Interface dataset entries:
--------------------
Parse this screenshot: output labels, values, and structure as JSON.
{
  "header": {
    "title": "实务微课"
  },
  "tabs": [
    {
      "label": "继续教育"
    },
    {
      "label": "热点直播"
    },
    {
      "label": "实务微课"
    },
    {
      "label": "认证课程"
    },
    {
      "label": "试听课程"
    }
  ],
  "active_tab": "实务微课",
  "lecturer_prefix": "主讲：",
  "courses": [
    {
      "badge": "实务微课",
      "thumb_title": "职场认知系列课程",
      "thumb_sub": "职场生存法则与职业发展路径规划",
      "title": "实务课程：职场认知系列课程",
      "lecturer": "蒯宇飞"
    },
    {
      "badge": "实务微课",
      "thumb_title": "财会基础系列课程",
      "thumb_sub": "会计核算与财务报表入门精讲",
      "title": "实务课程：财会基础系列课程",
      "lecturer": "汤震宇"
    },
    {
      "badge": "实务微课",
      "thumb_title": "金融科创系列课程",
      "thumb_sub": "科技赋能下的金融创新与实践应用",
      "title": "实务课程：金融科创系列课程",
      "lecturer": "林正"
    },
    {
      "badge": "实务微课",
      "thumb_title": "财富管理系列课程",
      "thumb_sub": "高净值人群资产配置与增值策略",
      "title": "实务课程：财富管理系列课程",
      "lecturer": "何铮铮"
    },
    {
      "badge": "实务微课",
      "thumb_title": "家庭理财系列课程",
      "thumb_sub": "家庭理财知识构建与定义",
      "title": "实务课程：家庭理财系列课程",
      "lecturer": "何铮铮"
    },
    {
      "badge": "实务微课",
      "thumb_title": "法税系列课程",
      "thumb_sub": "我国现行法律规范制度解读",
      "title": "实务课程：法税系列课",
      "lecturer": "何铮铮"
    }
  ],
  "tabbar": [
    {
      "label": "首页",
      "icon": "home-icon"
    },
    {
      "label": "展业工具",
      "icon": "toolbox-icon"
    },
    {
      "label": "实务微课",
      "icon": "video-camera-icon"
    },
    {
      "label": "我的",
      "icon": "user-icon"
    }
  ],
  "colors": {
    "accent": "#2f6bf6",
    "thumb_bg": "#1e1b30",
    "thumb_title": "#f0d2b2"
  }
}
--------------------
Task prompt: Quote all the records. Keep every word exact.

Reply:
Parse this screenshot: output labels, values, and structure as JSON.
{
  "header": {
    "title": "实务微课"
  },
  "tabs": [
    {
      "label": "继续教育"
    },
    {
      "label": "热点直播"
    },
    {
      "label": "实务微课"
    },
    {
      "label": "认证课程"
    },
    {
      "label": "试听课程"
    }
  ],
  "active_tab": "实务微课",
  "lecturer_prefix": "主讲：",
  "courses": [
    {
      "badge": "实务微课",
      "thumb_title": "职场认知系列课程",
      "thumb_sub": "职场生存法则与职业发展路径规划",
      "title": "实务课程：职场认知系列课程",
      "lecturer": "蒯宇飞"
    },
    {
      "badge": "实务微课",
      "thumb_title": "财会基础系列课程",
      "thumb_sub": "会计核算与财务报表入门精讲",
      "title": "实务课程：财会基础系列课程",
      "lecturer": "汤震宇"
    },
    {
      "badge": "实务微课",
      "thumb_title": "金融科创系列课程",
      "thumb_sub": "科技赋能下的金融创新与实践应用",
      "title": "实务课程：金融科创系列课程",
      "lecturer": "林正"
    },
    {
      "badge": "实务微课",
      "thumb_title": "财富管理系列课程",
      "thumb_sub": "高净值人群资产配置与增值策略",
      "title": "实务课程：财富管理系列课程",
      "lecturer": "何铮铮"
    },
    {
      "badge": "实务微课",
      "thumb_title": "家庭理财系列课程",
      "thumb_sub": "家庭理财知识构建与定义",
      "title": "实务课程：家庭理财系列课程",
      "lecturer": "何铮铮"
    },
    {
      "badge": "实务微课",
      "thumb_title": "法税系列课程",
      "thumb_sub": "我国现行法律规范制度解读",
      "title": "实务课程：法税系列课",
      "lecturer": "何铮铮"
    }
  ],
  "tabbar": [
    {
      "label": "首页",
      "icon": "home-icon"
    },
    {
      "label": "展业工具",
      "icon": "toolbox-icon"
    },
    {
      "label": "实务微课",
      "icon": "video-camera-icon"
    },
    {
      "label": "我的",
      "icon": "user-icon"
    }
  ],
  "colors": {
    "accent": "#2f6bf6",
    "thumb_bg": "#1e1b30",
    "thumb_title": "#f0d2b2"
  }
}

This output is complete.